# Based on the use case, you can compromise latency and decrease number of partitions/requests to the queue, if the message load is low.
# Sample parameters to fit into 10 requests per second on a "monolith" deployment: 

export TB_QUEUE_CORE_POLL_INTERVAL_MS=1000
export TB_QUEUE_CORE_PARTITIONS=2
export TB_QUEUE_RULE_ENGINE_POLL_INTERVAL_MS=1000
export TB_QUEUE_RE_MAIN_POLL_INTERVAL_MS=1000
export TB_QUEUE_RE_MAIN_PARTITIONS=2
export TB_QUEUE_RE_HP_POLL_INTERVAL_MS=1000
export TB_QUEUE_RE_HP_PARTITIONS=1
export TB_QUEUE_RE_SQ_POLL_INTERVAL_MS=1000
export TB_QUEUE_RE_SQ_PARTITIONS=1
export TB_QUEUE_TRANSPORT_REQUEST_POLL_INTERVAL_MS=1000
export TB_QUEUE_TRANSPORT_RESPONSE_POLL_INTERVAL_MS=1000
export TB_QUEUE_TRANSPORT_NOTIFICATIONS_POLL_INTERVAL_MS=1000

Step 5. Memory update for slow machines (1GB of RAM)

Edit ThingsBoard configuration file

sudo nano /etc/thingsboard/conf/thingsboard.conf

Add the following lines to the configuration file.

# Update ThingsBoard memory usage and restrict it to 256MB in /etc/thingsboard/conf/thingsboard.conf
export JAVA_OPTS="$JAVA_OPTS -Xms256M -Xmx256M"

Step 6. Run installation script

Once ThingsBoard service is installed and DB configuration is updated, you can execute the following script:

# --loadDemo option will load demo data: users, devices, assets, rules, widgets.
sudo /usr/share/thingsboard/bin/install/install.sh --loadDemo
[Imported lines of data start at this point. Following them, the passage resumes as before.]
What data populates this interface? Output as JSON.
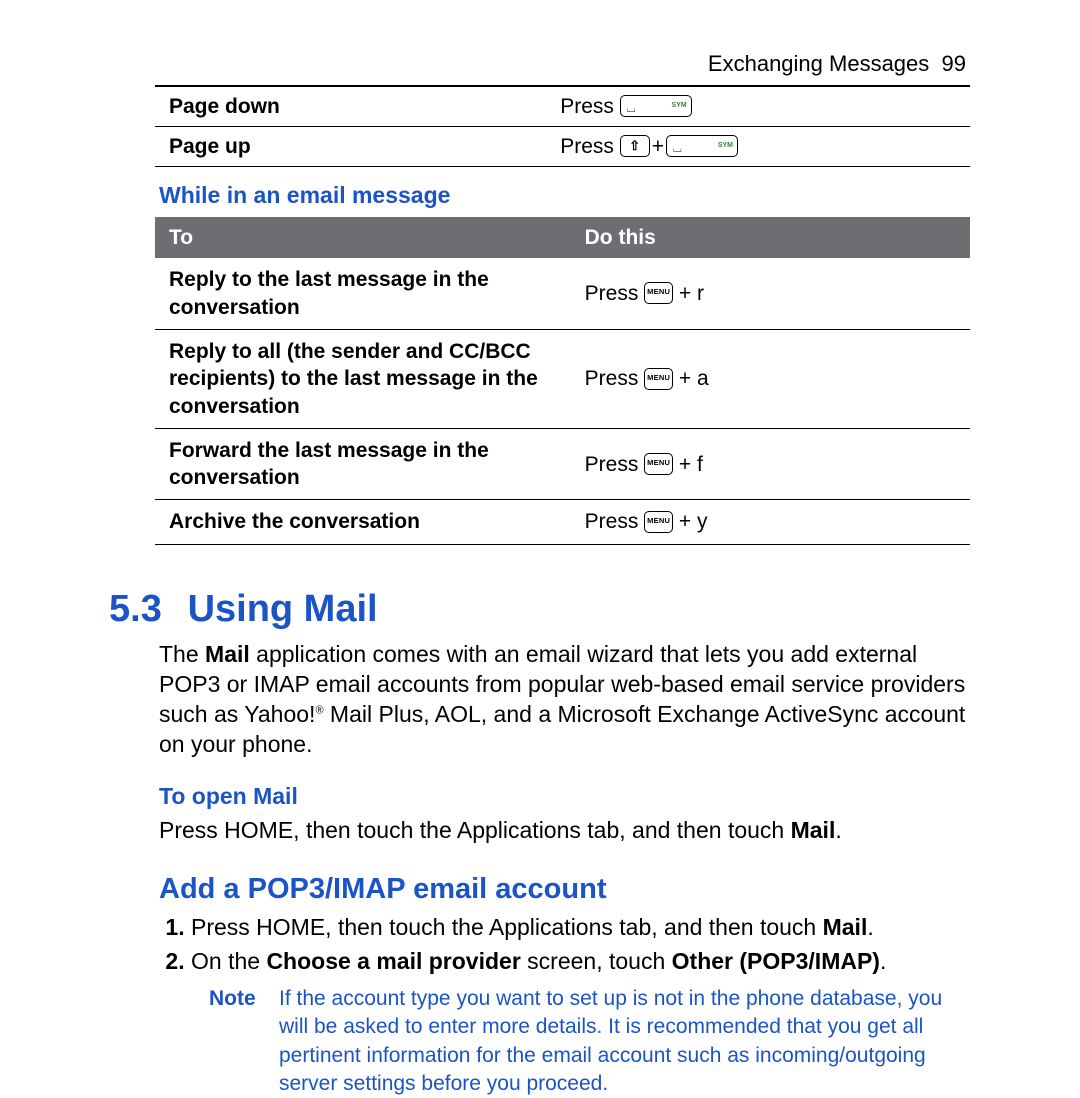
{
  "header": {
    "section": "Exchanging Messages",
    "page": "99"
  },
  "navtable": {
    "rows": [
      {
        "label": "Page down",
        "press": "Press"
      },
      {
        "label": "Page up",
        "press": "Press"
      }
    ]
  },
  "sub1": "While in an email message",
  "table2": {
    "head": {
      "c1": "To",
      "c2": "Do this"
    },
    "rows": [
      {
        "c1": "Reply to the last message in the conversation",
        "press": "Press",
        "suffix": " + r"
      },
      {
        "c1": "Reply to all (the sender and CC/BCC recipients) to the last message in the conversation",
        "press": "Press",
        "suffix": " + a"
      },
      {
        "c1": "Forward the last message in the conversation",
        "press": "Press",
        "suffix": " + f"
      },
      {
        "c1": "Archive the conversation",
        "press": "Press",
        "suffix": " + y"
      }
    ]
  },
  "section": {
    "num": "5.3",
    "title": "Using Mail"
  },
  "para1_pre": "The ",
  "para1_bold": "Mail",
  "para1_post": " application comes with an email wizard that lets you add external POP3 or IMAP email accounts from popular web-based email service providers such as Yahoo!",
  "para1_after_sup": " Mail Plus, AOL, and a Microsoft Exchange ActiveSync account on your phone.",
  "sub2": "To open Mail",
  "para2_pre": "Press HOME, then touch the Applications tab, and then touch ",
  "para2_bold": "Mail",
  "para2_post": ".",
  "sub3": "Add a POP3/IMAP email account",
  "steps": [
    {
      "pre": "Press HOME, then touch the Applications tab, and then touch ",
      "b1": "Mail",
      "post": "."
    },
    {
      "pre": "On the ",
      "b1": "Choose a mail provider",
      "mid": " screen, touch ",
      "b2": "Other (POP3/IMAP)",
      "post": "."
    }
  ],
  "note": {
    "label": "Note",
    "text": "If the account type you want to set up is not in the phone database, you will be asked to enter more details. It is recommended that you get all pertinent information for the email account such as incoming/outgoing server settings before you proceed."
  },
  "keys": {
    "menu": "MENU",
    "sym": "SYM"
  }
}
Step 7. Start ThingsBoard service

Execute the following command to start ThingsBoard:

sudo service thingsboard start

Once started, you will be able to open Web UI using the following link:

http://localhost:8080/

The following default credentials are available if you have specified –loadDemo during execution of the installation script:

You can always change passwords for each account in account profile page.

Please allow up to 240 seconds for the Web UI to start. This is applicable only for slow machines with 1-2 CPUs or 1-2 GB RAM.

Troubleshooting

ThingsBoard logs are stored in the following directory:

/var/log/thingsboard

You can issue the following command in order to check if there are any errors on the backend side:

cat /var/log/thingsboard/thingsboard.log | grep ERROR

Next steps